UN humanitarian chief Valerie Amos headed for Syria on Wednesday to urge the regime to allow aid into battered protest cities, as US President Barack Obama insisted military intervention would be a "mistake".
A Chinese envoy sent to discuss ways to end the bloodshed in Syria, meanwhile, was to discuss a six-point peace plan with Foreign Minister Walid Muallem and opposition figures, a newspaper reported.
Diplomats in New York said there would be no moves at the United Nations until UN-Arab League special envoy Kofi Annan and UN humanitarian chief Amos had also wound up separate missions to Syria this week.
Amos was to make a two-day visit, following widespread UN and Security Council complaints about President Bashar al-Assad's refusal to let her in, while Annan is due in Damascus on Saturday.
The five major UN powers discussed on Tuesday new efforts to press for a halt to the violence in Syria, which Obama called heartbreaking, as regime forces pounded rebel towns and the death toll rose.
However, Obama cautioned against unilateral military action.
The president was speaking after top Republican Senator John McCain called for US air strikes on Syrian forces to protect population centres and create safe havens for regime opponents.
"What's happening in Syria is heartbreaking, and outrageous, and what you've seen is the international community mobilise against the Assad regime," Obama told a White House press conference.
"On the other hand, for us to take military action, unilaterally, as some have suggested, or to think that somehow there's some simple solution, I think is a mistake."

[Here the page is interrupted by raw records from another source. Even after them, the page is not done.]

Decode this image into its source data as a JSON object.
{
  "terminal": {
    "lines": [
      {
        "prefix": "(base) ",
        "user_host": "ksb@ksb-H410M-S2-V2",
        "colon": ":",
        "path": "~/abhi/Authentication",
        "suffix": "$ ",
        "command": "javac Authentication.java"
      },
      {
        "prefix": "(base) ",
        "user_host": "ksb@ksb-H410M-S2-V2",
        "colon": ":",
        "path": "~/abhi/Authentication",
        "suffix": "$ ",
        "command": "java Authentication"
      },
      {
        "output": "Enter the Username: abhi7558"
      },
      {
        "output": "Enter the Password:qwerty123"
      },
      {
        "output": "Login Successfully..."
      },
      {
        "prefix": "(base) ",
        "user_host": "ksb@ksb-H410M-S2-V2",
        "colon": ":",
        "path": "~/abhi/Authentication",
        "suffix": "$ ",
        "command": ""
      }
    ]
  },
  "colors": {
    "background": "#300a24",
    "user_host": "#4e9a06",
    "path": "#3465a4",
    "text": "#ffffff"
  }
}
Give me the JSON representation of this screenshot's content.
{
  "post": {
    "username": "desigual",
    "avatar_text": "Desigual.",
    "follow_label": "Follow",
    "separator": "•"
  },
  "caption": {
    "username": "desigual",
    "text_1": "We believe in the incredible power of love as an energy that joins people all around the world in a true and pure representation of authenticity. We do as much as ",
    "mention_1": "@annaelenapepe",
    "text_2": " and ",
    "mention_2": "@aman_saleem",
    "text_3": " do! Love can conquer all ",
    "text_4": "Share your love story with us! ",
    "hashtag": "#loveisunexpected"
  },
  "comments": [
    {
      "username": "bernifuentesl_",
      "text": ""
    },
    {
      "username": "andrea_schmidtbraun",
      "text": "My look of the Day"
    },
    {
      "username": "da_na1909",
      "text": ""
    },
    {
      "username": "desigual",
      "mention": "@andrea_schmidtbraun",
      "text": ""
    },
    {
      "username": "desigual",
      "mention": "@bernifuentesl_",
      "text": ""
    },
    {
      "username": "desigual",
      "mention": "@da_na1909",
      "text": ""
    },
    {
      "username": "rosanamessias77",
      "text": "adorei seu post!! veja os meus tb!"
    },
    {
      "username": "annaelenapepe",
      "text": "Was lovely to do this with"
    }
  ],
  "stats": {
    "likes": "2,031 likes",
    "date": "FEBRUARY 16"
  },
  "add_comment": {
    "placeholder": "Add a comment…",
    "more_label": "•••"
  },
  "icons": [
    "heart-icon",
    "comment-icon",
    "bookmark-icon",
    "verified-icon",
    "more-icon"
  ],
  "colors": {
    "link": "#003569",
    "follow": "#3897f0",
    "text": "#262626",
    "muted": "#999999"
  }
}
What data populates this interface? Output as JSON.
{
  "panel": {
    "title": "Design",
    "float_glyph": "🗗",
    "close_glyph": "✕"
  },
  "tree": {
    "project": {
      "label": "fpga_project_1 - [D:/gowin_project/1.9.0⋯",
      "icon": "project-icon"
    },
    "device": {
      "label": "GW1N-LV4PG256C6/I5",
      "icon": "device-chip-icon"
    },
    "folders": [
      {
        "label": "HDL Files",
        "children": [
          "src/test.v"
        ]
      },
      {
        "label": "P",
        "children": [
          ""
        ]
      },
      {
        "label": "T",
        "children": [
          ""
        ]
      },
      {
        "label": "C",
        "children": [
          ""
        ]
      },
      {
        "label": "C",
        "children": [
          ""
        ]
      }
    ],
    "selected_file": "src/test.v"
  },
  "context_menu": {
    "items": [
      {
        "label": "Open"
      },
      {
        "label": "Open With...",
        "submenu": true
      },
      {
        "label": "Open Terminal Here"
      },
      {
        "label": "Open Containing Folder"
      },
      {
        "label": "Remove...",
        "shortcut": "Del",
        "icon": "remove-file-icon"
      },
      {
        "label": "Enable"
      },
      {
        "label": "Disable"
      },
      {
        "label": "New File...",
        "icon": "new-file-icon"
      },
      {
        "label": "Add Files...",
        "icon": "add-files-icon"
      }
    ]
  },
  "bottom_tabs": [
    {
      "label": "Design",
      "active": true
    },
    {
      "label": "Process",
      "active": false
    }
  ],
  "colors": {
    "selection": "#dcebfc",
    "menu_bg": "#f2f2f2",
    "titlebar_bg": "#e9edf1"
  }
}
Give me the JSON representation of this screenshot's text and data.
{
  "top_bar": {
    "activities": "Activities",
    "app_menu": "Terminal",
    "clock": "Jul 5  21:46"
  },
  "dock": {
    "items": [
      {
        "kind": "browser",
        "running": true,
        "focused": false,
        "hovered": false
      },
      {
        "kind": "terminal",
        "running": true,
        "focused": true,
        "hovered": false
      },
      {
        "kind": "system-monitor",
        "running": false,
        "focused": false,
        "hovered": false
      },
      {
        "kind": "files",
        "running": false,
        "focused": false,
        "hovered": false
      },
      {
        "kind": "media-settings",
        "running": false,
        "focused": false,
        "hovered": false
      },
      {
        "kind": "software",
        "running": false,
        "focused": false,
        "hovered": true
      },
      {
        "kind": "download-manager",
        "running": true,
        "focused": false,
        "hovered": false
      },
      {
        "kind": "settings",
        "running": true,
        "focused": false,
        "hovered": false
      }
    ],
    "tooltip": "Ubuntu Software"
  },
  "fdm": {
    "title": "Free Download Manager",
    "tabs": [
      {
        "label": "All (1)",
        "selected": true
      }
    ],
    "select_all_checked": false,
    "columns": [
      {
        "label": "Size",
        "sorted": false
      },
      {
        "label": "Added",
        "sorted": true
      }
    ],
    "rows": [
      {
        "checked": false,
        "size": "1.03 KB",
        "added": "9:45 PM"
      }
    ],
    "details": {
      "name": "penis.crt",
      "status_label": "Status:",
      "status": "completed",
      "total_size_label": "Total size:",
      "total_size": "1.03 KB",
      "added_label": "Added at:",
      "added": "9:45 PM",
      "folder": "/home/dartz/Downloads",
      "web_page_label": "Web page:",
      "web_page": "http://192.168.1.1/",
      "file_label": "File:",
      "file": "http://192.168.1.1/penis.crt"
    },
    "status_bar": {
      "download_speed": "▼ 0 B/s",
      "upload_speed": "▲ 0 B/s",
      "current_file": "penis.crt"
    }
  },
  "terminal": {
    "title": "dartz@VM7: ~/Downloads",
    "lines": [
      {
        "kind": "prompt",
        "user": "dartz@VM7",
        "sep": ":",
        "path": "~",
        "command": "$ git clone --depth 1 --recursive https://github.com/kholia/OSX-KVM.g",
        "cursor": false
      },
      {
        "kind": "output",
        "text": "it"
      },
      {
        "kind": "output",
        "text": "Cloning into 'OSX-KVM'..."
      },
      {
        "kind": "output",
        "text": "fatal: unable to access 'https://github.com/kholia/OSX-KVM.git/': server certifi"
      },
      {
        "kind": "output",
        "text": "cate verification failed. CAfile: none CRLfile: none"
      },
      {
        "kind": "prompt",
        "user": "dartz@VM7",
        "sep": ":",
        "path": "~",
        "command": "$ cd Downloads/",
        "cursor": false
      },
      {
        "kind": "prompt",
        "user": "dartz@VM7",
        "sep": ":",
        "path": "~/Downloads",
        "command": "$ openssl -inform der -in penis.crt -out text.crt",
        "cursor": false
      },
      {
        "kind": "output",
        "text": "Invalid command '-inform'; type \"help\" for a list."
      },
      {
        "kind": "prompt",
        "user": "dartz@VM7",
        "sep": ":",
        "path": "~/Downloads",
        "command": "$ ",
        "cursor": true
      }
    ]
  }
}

The United Nations says the regime's crackdown has already cost more than 7,500 lives in the past year, but Assad on Tuesday vowed to press ahead with his campaign to crush "terrorism."
The United States is leading work on a text for the badly divided UN Security Council, where Russia and China have twice used their powers as permanent members to veto Syria resolutions.
A new draft obtained by AFP on Tuesday calls on the Syrian government to immediately cease all violence, withdraw security forces from protest cities and release prisoners held over the protests.
It then calls on the opposition to "refrain from all violence" once these conditions are met.
Ambassadors from permanent members Britain, China, France, Russia and the United States held talks along with the envoy from Morocco, the current Arab member of the council.
Russia's Deputy Foreign Minister Gennady Gatilov earlier said that his country, an ally of Damascus, believed the draft was still not balanced.
In Damascus, Chinese envoy Li Huaxin, quoted in Al-Watan daily, said he already met on Tuesday with Deputy Foreign Minister Ahmad Arnus to discuss his country's "six-point vision" on the year-old bloodshed in Syria.
China's foreign ministry had on Sunday unveiled the initiative, which calls for an immediate end to the violence and for dialogue between Assad's regime and the opposition.
Beijing's proposal rejects foreign interference or "external action for regime change" in Syria but supports the role of the Security Council "in strict accordance with the purposes and principles of the UN charter."
Li was also expected to meet representatives of opposition groups, according to Al-Watan.
On Tuesday, at least 16 people were killed as Syrian regime forces launched a major assault on Herak, a town in the southern province of Daraa, a monitoring group said.
"Large military forces, including tanks and armoured troop carriers, launched an assault on Herak," the Syrian Observatory for Human Rights added.
The International Committee of the Red Cross, meanwhile, has been negotiating with authorities since last week to be allowed to deliver aid and evacuate the wounded from the battered Baba Amr district of Homs city in central Syria.